- _Records for the exercise_:
========
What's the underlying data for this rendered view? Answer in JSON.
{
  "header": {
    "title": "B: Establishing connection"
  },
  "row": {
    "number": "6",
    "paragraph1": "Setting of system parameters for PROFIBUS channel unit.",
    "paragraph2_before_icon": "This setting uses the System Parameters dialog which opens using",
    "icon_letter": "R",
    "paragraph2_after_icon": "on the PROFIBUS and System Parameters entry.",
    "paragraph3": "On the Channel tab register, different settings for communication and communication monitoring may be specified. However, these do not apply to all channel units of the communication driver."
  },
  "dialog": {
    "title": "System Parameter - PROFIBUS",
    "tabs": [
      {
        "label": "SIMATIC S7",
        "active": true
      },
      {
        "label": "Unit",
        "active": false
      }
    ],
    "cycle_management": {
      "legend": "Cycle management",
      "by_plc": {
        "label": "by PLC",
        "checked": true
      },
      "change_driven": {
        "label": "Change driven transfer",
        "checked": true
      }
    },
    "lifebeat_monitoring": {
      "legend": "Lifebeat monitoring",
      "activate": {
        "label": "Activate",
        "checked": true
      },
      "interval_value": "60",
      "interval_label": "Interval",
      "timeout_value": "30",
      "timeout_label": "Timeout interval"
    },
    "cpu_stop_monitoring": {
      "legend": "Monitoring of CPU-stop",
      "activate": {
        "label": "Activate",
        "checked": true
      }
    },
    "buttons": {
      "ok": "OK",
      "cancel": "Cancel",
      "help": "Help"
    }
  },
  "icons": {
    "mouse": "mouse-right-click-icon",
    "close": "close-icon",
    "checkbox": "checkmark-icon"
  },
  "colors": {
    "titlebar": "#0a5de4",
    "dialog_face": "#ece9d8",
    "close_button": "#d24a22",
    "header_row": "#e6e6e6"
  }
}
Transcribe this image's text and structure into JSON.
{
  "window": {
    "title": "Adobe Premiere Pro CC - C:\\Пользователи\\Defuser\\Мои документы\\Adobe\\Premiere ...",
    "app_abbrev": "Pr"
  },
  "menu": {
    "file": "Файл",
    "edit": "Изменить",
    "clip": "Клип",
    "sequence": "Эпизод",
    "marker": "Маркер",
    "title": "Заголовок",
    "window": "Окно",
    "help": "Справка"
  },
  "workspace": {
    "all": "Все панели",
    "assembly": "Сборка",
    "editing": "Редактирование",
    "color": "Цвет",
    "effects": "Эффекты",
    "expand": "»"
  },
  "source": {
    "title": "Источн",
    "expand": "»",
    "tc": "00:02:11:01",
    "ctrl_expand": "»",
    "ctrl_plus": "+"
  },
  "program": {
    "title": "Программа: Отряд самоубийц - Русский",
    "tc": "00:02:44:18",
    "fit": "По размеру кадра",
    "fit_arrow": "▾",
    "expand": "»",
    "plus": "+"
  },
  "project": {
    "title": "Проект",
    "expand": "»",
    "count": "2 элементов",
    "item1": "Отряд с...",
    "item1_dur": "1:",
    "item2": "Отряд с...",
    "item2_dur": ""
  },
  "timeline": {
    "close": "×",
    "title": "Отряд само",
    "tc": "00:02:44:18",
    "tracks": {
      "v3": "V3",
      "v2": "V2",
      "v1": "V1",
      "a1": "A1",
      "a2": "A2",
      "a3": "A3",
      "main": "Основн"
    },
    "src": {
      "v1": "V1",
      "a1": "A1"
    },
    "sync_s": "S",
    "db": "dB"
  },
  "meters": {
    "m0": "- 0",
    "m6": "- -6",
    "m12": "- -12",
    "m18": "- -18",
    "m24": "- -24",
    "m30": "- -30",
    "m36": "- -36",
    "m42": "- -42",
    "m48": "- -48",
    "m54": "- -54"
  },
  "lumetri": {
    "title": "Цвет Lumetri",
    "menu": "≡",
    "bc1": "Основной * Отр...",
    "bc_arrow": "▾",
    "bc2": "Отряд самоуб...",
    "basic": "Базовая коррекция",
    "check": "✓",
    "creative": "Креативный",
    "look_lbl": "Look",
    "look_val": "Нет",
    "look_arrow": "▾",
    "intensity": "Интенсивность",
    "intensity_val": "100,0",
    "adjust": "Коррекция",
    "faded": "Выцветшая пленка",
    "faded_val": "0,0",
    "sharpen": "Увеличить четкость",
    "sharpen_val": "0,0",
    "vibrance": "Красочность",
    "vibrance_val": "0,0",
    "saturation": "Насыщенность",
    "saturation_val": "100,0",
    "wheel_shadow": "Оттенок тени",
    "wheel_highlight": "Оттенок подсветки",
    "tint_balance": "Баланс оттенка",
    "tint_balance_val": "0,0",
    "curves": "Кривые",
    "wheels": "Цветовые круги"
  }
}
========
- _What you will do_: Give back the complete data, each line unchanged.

- _Answer area_:
What's the underlying data for this rendered view? Answer in JSON.
{
  "header": {
    "title": "B: Establishing connection"
  },
  "row": {
    "number": "6",
    "paragraph1": "Setting of system parameters for PROFIBUS channel unit.",
    "paragraph2_before_icon": "This setting uses the System Parameters dialog which opens using",
    "icon_letter": "R",
    "paragraph2_after_icon": "on the PROFIBUS and System Parameters entry.",
    "paragraph3": "On the Channel tab register, different settings for communication and communication monitoring may be specified. However, these do not apply to all channel units of the communication driver."
  },
  "dialog": {
    "title": "System Parameter - PROFIBUS",
    "tabs": [
      {
        "label": "SIMATIC S7",
        "active": true
      },
      {
        "label": "Unit",
        "active": false
      }
    ],
    "cycle_management": {
      "legend": "Cycle management",
      "by_plc": {
        "label": "by PLC",
        "checked": true
      },
      "change_driven": {
        "label": "Change driven transfer",
        "checked": true
      }
    },
    "lifebeat_monitoring": {
      "legend": "Lifebeat monitoring",
      "activate": {
        "label": "Activate",
        "checked": true
      },
      "interval_value": "60",
      "interval_label": "Interval",
      "timeout_value": "30",
      "timeout_label": "Timeout interval"
    },
    "cpu_stop_monitoring": {
      "legend": "Monitoring of CPU-stop",
      "activate": {
        "label": "Activate",
        "checked": true
      }
    },
    "buttons": {
      "ok": "OK",
      "cancel": "Cancel",
      "help": "Help"
    }
  },
  "icons": {
    "mouse": "mouse-right-click-icon",
    "close": "close-icon",
    "checkbox": "checkmark-icon"
  },
  "colors": {
    "titlebar": "#0a5de4",
    "dialog_face": "#ece9d8",
    "close_button": "#d24a22",
    "header_row": "#e6e6e6"
  }
}
Transcribe this image's text and structure into JSON.
{
  "window": {
    "title": "Adobe Premiere Pro CC - C:\\Пользователи\\Defuser\\Мои документы\\Adobe\\Premiere ...",
    "app_abbrev": "Pr"
  },
  "menu": {
    "file": "Файл",
    "edit": "Изменить",
    "clip": "Клип",
    "sequence": "Эпизод",
    "marker": "Маркер",
    "title": "Заголовок",
    "window": "Окно",
    "help": "Справка"
  },
  "workspace": {
    "all": "Все панели",
    "assembly": "Сборка",
    "editing": "Редактирование",
    "color": "Цвет",
    "effects": "Эффекты",
    "expand": "»"
  },
  "source": {
    "title": "Источн",
    "expand": "»",
    "tc": "00:02:11:01",
    "ctrl_expand": "»",
    "ctrl_plus": "+"
  },
  "program": {
    "title": "Программа: Отряд самоубийц - Русский",
    "tc": "00:02:44:18",
    "fit": "По размеру кадра",
    "fit_arrow": "▾",
    "expand": "»",
    "plus": "+"
  },
  "project": {
    "title": "Проект",
    "expand": "»",
    "count": "2 элементов",
    "item1": "Отряд с...",
    "item1_dur": "1:",
    "item2": "Отряд с...",
    "item2_dur": ""
  },
  "timeline": {
    "close": "×",
    "title": "Отряд само",
    "tc": "00:02:44:18",
    "tracks": {
      "v3": "V3",
      "v2": "V2",
      "v1": "V1",
      "a1": "A1",
      "a2": "A2",
      "a3": "A3",
      "main": "Основн"
    },
    "src": {
      "v1": "V1",
      "a1": "A1"
    },
    "sync_s": "S",
    "db": "dB"
  },
  "meters": {
    "m0": "- 0",
    "m6": "- -6",
    "m12": "- -12",
    "m18": "- -18",
    "m24": "- -24",
    "m30": "- -30",
    "m36": "- -36",
    "m42": "- -42",
    "m48": "- -48",
    "m54": "- -54"
  },
  "lumetri": {
    "title": "Цвет Lumetri",
    "menu": "≡",
    "bc1": "Основной * Отр...",
    "bc_arrow": "▾",
    "bc2": "Отряд самоуб...",
    "basic": "Базовая коррекция",
    "check": "✓",
    "creative": "Креативный",
    "look_lbl": "Look",
    "look_val": "Нет",
    "look_arrow": "▾",
    "intensity": "Интенсивность",
    "intensity_val": "100,0",
    "adjust": "Коррекция",
    "faded": "Выцветшая пленка",
    "faded_val": "0,0",
    "sharpen": "Увеличить четкость",
    "sharpen_val": "0,0",
    "vibrance": "Красочность",
    "vibrance_val": "0,0",
    "saturation": "Насыщенность",
    "saturation_val": "100,0",
    "wheel_shadow": "Оттенок тени",
    "wheel_highlight": "Оттенок подсветки",
    "tint_balance": "Баланс оттенка",
    "tint_balance_val": "0,0",
    "curves": "Кривые",
    "wheels": "Цветовые круги"
  }
}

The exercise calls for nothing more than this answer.